In a word, low-carb works, not just as a weight loss strategy, but as an overall health strategy.
In fact, it works so well, we see, rather consistently, low-carb diets result in about two times the weight loss, in controlled trials, as traditional calorie restricted diets.
During the course of my investigation into these matters, the question occurred to me: why do we believe and propagate information that is wrong? For instance, why is it that our government was so compelled to tell us that we should incorporate grass and vegetable oil into our diet? Why has there been such an emphasis on calories-in-calories out when it fails people so magnificently? Why have we swept under the rug the biological, chemical, and endocrinological tenets that underly metabolism? Why is it that people like Dean Ornish, who reaps a handsome salary from companies like McDonalds, Pepsi and Mars Candy, have such an influential say in government suggestions?
When we examine the historical trajectory, one name sticks out: Ancel Keys. Keys was a researcher at the University of Minnesota, who attempted to answer a question in the wake of a national hysteria regarding American health, in the years where heart disease came under an increasingly glaring spotlight following Dwight Eisenhower’s heart attack in 1955. Keys posited that saturated fat is the culprit, since he was able to demonstrate correlation between saturated fat intake and incidence of heart attacks across several countries.
Indeed there was (and is) correlation, but Keys committed an error, where he mistook correlation with causation.
This is a common error that is easy to commit, and people do it all the time – we are after all, a pattern-seeking species.
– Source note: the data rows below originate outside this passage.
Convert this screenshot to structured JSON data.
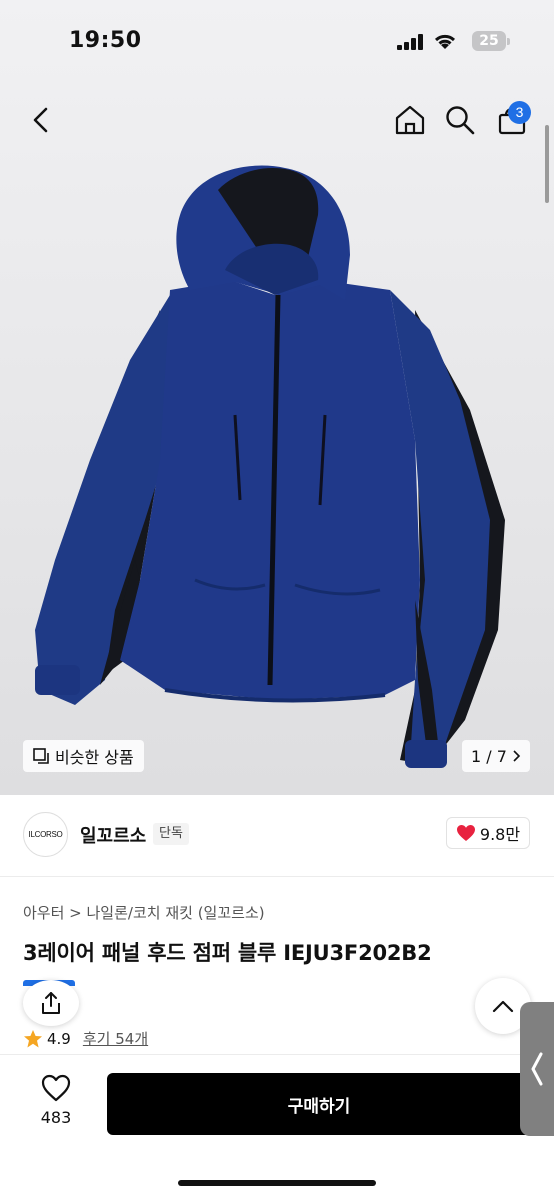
{
  "status_bar": {
    "time": "19:50",
    "battery": "25"
  },
  "header": {
    "cart_count": "3"
  },
  "gallery": {
    "similar_label": "비슷한 상품",
    "page_counter": "1 / 7"
  },
  "brand": {
    "logo_text": "ILCORSO",
    "name": "일꼬르소",
    "tag": "단독",
    "like_count": "9.8만"
  },
  "product": {
    "category_path": "아우터 > 나일론/코치 재킷 (일꼬르소)",
    "title": "3레이어 패널 후드 점퍼 블루 IEJU3F202B2",
    "rating": "4.9",
    "review_label": "후기 54개"
  },
  "bottom_bar": {
    "wish_count": "483",
    "buy_label": "구매하기"
  },
  "colors": {
    "accent_blue": "#1f6fe5",
    "jacket_navy": "#1f3a86",
    "panel_black": "#15171d",
    "heart_red": "#e8223f"
  },
  "icons": [
    "back-arrow-icon",
    "home-icon",
    "search-icon",
    "cart-icon",
    "similar-items-icon",
    "chevron-right-icon",
    "heart-icon",
    "share-icon",
    "chevron-up-icon",
    "star-icon",
    "heart-outline-icon",
    "chevron-left-icon"
  ]
}
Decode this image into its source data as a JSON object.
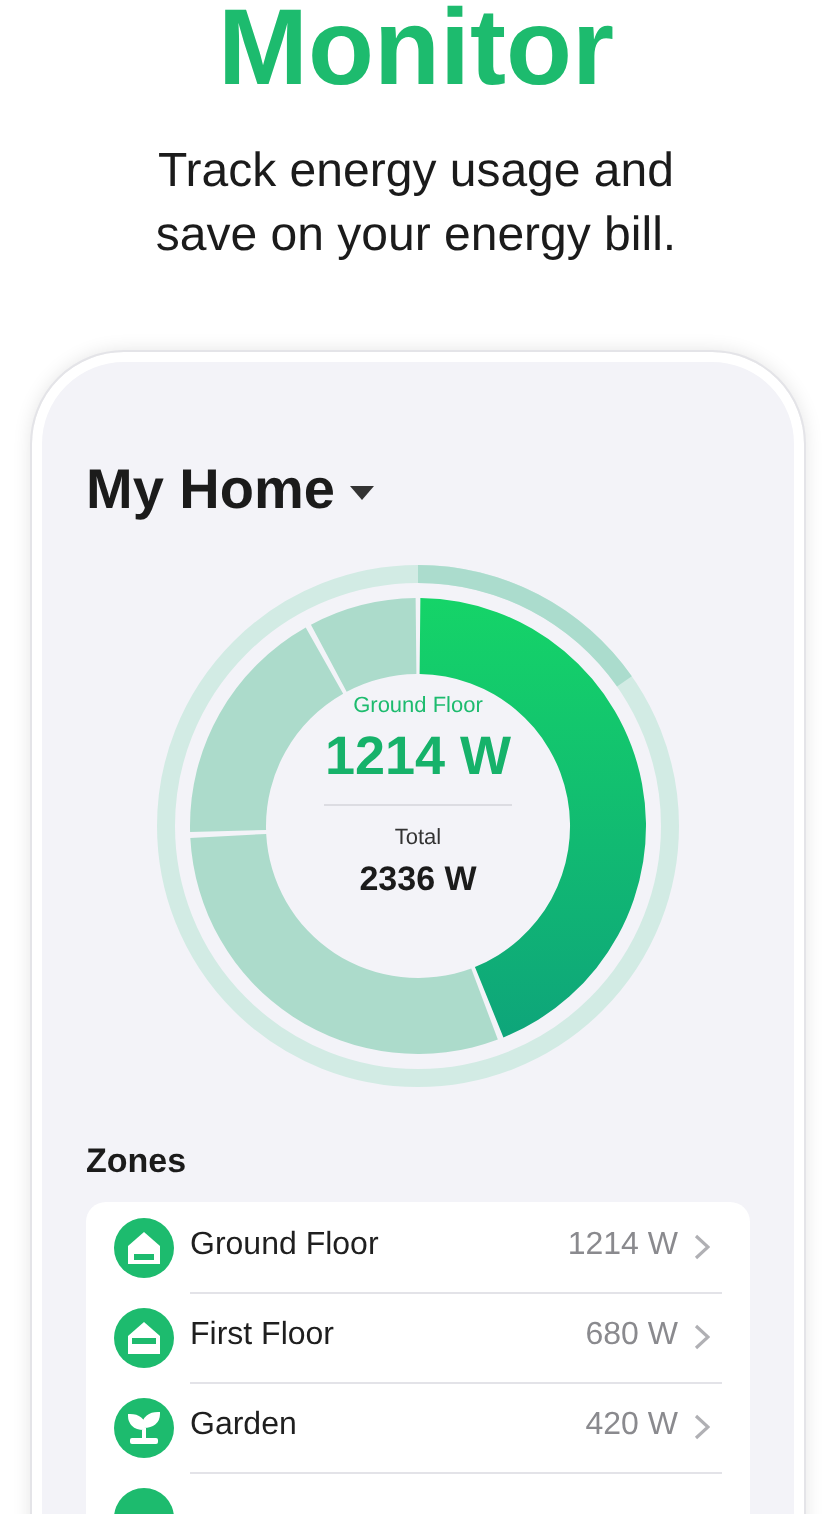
{
  "headline": "Monitor",
  "subtitle": "Track energy usage and save on your energy bill.",
  "home": {
    "title": "My Home"
  },
  "donut_center": {
    "zone_label": "Ground Floor",
    "zone_value": "1214 W",
    "total_label": "Total",
    "total_value": "2336 W"
  },
  "zones": {
    "heading": "Zones",
    "items": [
      {
        "kind": "house",
        "name": "Ground Floor",
        "reading": "1214 W"
      },
      {
        "kind": "house-mid",
        "name": "First Floor",
        "reading": "680 W"
      },
      {
        "kind": "plant",
        "name": "Garden",
        "reading": "420 W"
      },
      {
        "kind": "hidden"
      }
    ]
  }
}
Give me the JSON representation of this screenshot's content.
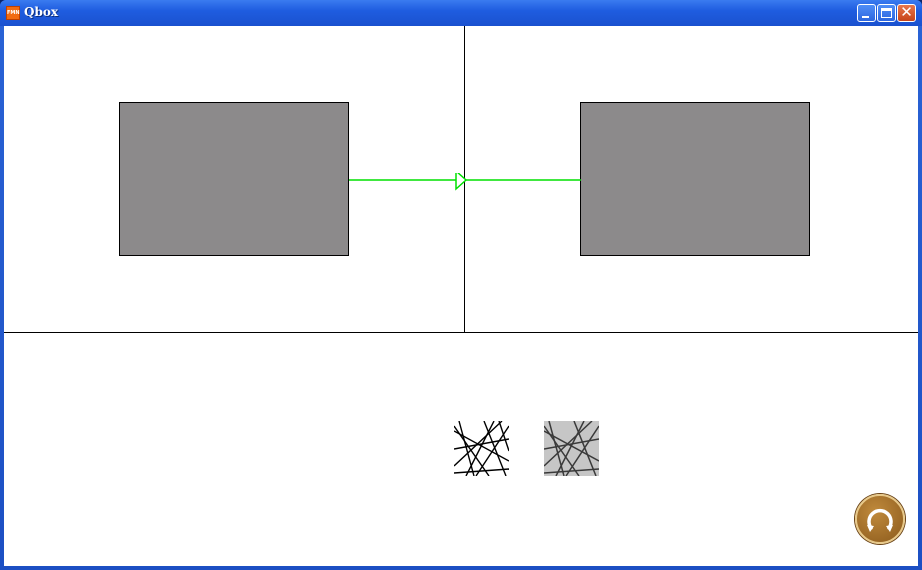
{
  "window": {
    "title": "Qbox",
    "app_icon_text": "FMN",
    "controls": {
      "minimize": "minimize",
      "maximize": "maximize",
      "close": "close"
    }
  },
  "canvas": {
    "left_box": "gray-rectangle",
    "right_box": "gray-rectangle",
    "connector_color": "#00e000",
    "box_color": "#8c8a8b"
  },
  "thumbnails": [
    {
      "name": "line-pattern-black-white"
    },
    {
      "name": "line-pattern-gray"
    }
  ],
  "refresh_button": {
    "icon": "refresh-icon",
    "color": "#a06d2a"
  }
}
For instance, if we say something like “shark attacks always occur when ice cream sales spike; therefore, ice cream sales cause shark attacks”, we can immediately see this statement’s faultiness. Unfortunately, the science that drives medicine often commits the same error that Keys committed, which is the same error as the ice cream/shark link. Correlation is not the same as causation.
It is a biological advantage that the human body has the capacity to accumulate fat. This would have been critically important for humans up until around 10,000 years ago, once domestication took over as the primary human food source. Carbohydrates do not deserve demonization, and they do not need not be avoided by everyone. Indeed, some people can eat a lot of carbohydrates without serious repercussions. The difference, I think, between those people who can eat a lot of high glycemic foods and those who can’t is primarily in how sensitive or resistant their cells are to insulin, and probably also has something to do with how fast their cells’ mitochondria can process the incoming energy.
That being said, there seems to be a clear biological, biochemical, endocrinological mechanism that has lead to a profound increase in obesity rates, and the underlying mechanism that gave rise to this increase is the the interplay between the high sugar western diet and the human body’s ability (or lack thereof) to quickly metabolize the sugar.
Calories in / calories out as a paradigm for weight loss is wrong-headed. It is such an over-simplification of this complicated process that I think it merits being thrown out completely. It’s not useful, and it’s not helping. Understanding the science of fat accumulation is a better strategy to correct the problems that were brought on by the move towards a diet characterized by rapidly available glucose and high amounts of fructose.
The solution is probably not the same for everyone, but it’s certain to include decreased (and well-timed) sugar intake, as well as more thoughtful consideration regarding the type of carbohydrate being consumed, and its associated glycemic and insulinemic index value.